Please give an exact printout of the records, without any pictures.

*Material shown*.
▼
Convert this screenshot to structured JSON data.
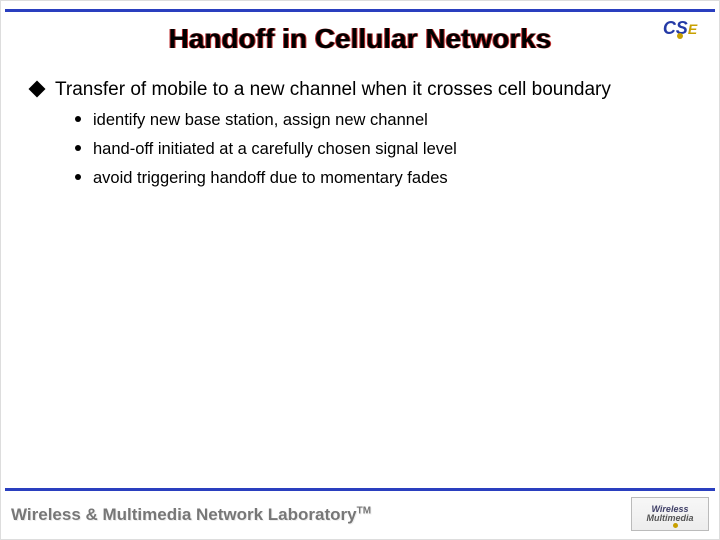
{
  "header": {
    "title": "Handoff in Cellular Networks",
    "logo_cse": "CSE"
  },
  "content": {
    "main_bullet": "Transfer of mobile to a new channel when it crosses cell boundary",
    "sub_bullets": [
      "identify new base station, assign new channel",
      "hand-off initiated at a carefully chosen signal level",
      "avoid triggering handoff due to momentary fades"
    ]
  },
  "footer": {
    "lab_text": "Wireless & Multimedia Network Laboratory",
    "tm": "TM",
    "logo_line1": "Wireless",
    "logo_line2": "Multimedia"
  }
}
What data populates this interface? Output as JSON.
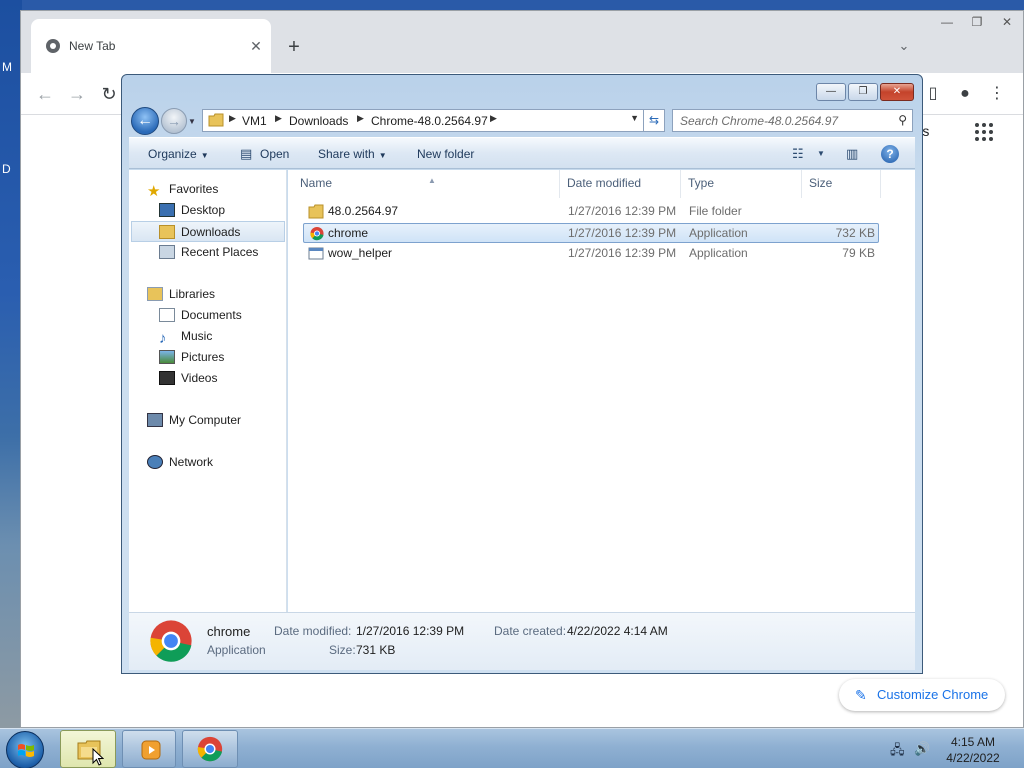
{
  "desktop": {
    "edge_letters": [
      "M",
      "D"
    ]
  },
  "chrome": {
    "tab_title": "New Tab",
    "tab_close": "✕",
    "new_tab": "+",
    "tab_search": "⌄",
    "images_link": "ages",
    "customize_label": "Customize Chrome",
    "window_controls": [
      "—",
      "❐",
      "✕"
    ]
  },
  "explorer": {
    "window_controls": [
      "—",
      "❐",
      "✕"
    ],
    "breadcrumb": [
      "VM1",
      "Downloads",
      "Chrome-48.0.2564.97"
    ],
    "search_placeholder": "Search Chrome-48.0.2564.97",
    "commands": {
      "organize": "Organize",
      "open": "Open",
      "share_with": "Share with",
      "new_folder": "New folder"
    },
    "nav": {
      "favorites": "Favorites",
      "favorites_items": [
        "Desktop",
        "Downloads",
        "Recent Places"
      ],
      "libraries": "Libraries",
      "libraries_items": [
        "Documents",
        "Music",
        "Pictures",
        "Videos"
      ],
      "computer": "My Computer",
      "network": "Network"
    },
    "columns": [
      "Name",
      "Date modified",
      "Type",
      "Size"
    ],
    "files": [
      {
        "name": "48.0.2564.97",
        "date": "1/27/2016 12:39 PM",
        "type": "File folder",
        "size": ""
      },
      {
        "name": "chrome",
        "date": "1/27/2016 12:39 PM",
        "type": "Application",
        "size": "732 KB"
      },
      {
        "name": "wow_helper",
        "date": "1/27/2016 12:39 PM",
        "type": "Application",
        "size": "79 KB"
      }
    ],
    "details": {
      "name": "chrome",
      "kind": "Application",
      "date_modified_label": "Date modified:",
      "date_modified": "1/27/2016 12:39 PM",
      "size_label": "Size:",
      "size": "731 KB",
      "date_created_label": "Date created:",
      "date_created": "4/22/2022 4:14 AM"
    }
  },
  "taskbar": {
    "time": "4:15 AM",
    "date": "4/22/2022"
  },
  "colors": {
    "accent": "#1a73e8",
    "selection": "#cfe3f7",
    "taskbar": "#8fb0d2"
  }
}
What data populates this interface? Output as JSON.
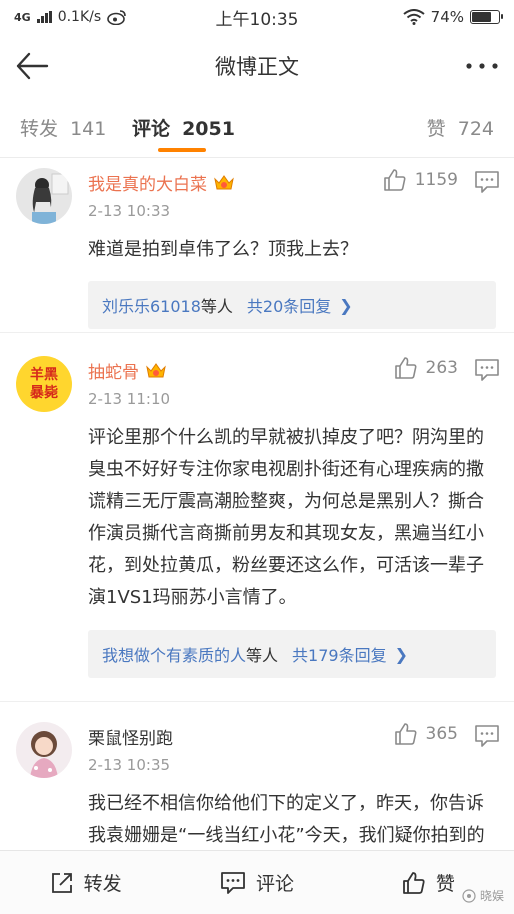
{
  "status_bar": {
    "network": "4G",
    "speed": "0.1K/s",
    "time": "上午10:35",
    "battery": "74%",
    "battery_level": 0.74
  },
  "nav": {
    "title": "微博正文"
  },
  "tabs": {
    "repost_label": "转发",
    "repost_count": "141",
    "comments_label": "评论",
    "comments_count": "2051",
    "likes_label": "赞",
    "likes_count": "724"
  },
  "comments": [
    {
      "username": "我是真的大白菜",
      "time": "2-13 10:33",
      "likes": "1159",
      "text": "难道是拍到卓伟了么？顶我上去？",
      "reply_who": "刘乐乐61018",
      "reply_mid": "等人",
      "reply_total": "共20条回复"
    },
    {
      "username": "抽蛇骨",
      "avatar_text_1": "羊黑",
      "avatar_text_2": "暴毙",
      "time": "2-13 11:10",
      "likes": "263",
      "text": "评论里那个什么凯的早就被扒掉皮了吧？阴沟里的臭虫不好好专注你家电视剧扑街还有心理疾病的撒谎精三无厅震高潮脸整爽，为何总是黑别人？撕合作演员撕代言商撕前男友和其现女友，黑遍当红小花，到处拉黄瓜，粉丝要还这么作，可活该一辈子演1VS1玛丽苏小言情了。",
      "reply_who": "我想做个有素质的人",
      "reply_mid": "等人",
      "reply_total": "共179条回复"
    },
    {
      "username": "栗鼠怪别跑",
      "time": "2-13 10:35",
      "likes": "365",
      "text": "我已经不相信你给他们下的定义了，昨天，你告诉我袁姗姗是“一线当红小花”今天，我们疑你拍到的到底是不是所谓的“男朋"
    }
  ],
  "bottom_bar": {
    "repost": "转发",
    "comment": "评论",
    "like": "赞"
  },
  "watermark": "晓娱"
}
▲
*Written answer*.
Convert this screenshot to structured JSON data.
{
  "header": {
    "title": "Handoff in Cellular Networks",
    "logo_cse": "CSE"
  },
  "content": {
    "main_bullet": "Transfer of mobile to a new channel when it crosses cell boundary",
    "sub_bullets": [
      "identify new base station, assign new channel",
      "hand-off initiated at a carefully chosen signal level",
      "avoid triggering handoff due to momentary fades"
    ]
  },
  "footer": {
    "lab_text": "Wireless & Multimedia Network Laboratory",
    "tm": "TM",
    "logo_line1": "Wireless",
    "logo_line2": "Multimedia"
  }
}
What data populates this interface? Output as JSON.
{
  "desktop": {
    "edge_letters": [
      "M",
      "D"
    ]
  },
  "chrome": {
    "tab_title": "New Tab",
    "tab_close": "✕",
    "new_tab": "+",
    "tab_search": "⌄",
    "images_link": "ages",
    "customize_label": "Customize Chrome",
    "window_controls": [
      "—",
      "❐",
      "✕"
    ]
  },
  "explorer": {
    "window_controls": [
      "—",
      "❐",
      "✕"
    ],
    "breadcrumb": [
      "VM1",
      "Downloads",
      "Chrome-48.0.2564.97"
    ],
    "search_placeholder": "Search Chrome-48.0.2564.97",
    "commands": {
      "organize": "Organize",
      "open": "Open",
      "share_with": "Share with",
      "new_folder": "New folder"
    },
    "nav": {
      "favorites": "Favorites",
      "favorites_items": [
        "Desktop",
        "Downloads",
        "Recent Places"
      ],
      "libraries": "Libraries",
      "libraries_items": [
        "Documents",
        "Music",
        "Pictures",
        "Videos"
      ],
      "computer": "My Computer",
      "network": "Network"
    },
    "columns": [
      "Name",
      "Date modified",
      "Type",
      "Size"
    ],
    "files": [
      {
        "name": "48.0.2564.97",
        "date": "1/27/2016 12:39 PM",
        "type": "File folder",
        "size": ""
      },
      {
        "name": "chrome",
        "date": "1/27/2016 12:39 PM",
        "type": "Application",
        "size": "732 KB"
      },
      {
        "name": "wow_helper",
        "date": "1/27/2016 12:39 PM",
        "type": "Application",
        "size": "79 KB"
      }
    ],
    "details": {
      "name": "chrome",
      "kind": "Application",
      "date_modified_label": "Date modified:",
      "date_modified": "1/27/2016 12:39 PM",
      "size_label": "Size:",
      "size": "731 KB",
      "date_created_label": "Date created:",
      "date_created": "4/22/2022 4:14 AM"
    }
  },
  "taskbar": {
    "time": "4:15 AM",
    "date": "4/22/2022"
  },
  "colors": {
    "accent": "#1a73e8",
    "selection": "#cfe3f7",
    "taskbar": "#8fb0d2"
  }
}
What data populates this interface? Output as JSON.
{
  "status_bar": {
    "network": "4G",
    "speed": "0.1K/s",
    "time": "上午10:35",
    "battery": "74%",
    "battery_level": 0.74
  },
  "nav": {
    "title": "微博正文"
  },
  "tabs": {
    "repost_label": "转发",
    "repost_count": "141",
    "comments_label": "评论",
    "comments_count": "2051",
    "likes_label": "赞",
    "likes_count": "724"
  },
  "comments": [
    {
      "username": "我是真的大白菜",
      "time": "2-13 10:33",
      "likes": "1159",
      "text": "难道是拍到卓伟了么？顶我上去？",
      "reply_who": "刘乐乐61018",
      "reply_mid": "等人",
      "reply_total": "共20条回复"
    },
    {
      "username": "抽蛇骨",
      "avatar_text_1": "羊黑",
      "avatar_text_2": "暴毙",
      "time": "2-13 11:10",
      "likes": "263",
      "text": "评论里那个什么凯的早就被扒掉皮了吧？阴沟里的臭虫不好好专注你家电视剧扑街还有心理疾病的撒谎精三无厅震高潮脸整爽，为何总是黑别人？撕合作演员撕代言商撕前男友和其现女友，黑遍当红小花，到处拉黄瓜，粉丝要还这么作，可活该一辈子演1VS1玛丽苏小言情了。",
      "reply_who": "我想做个有素质的人",
      "reply_mid": "等人",
      "reply_total": "共179条回复"
    },
    {
      "username": "栗鼠怪别跑",
      "time": "2-13 10:35",
      "likes": "365",
      "text": "我已经不相信你给他们下的定义了，昨天，你告诉我袁姗姗是“一线当红小花”今天，我们疑你拍到的到底是不是所谓的“男朋"
    }
  ],
  "bottom_bar": {
    "repost": "转发",
    "comment": "评论",
    "like": "赞"
  },
  "watermark": "晓娱"
}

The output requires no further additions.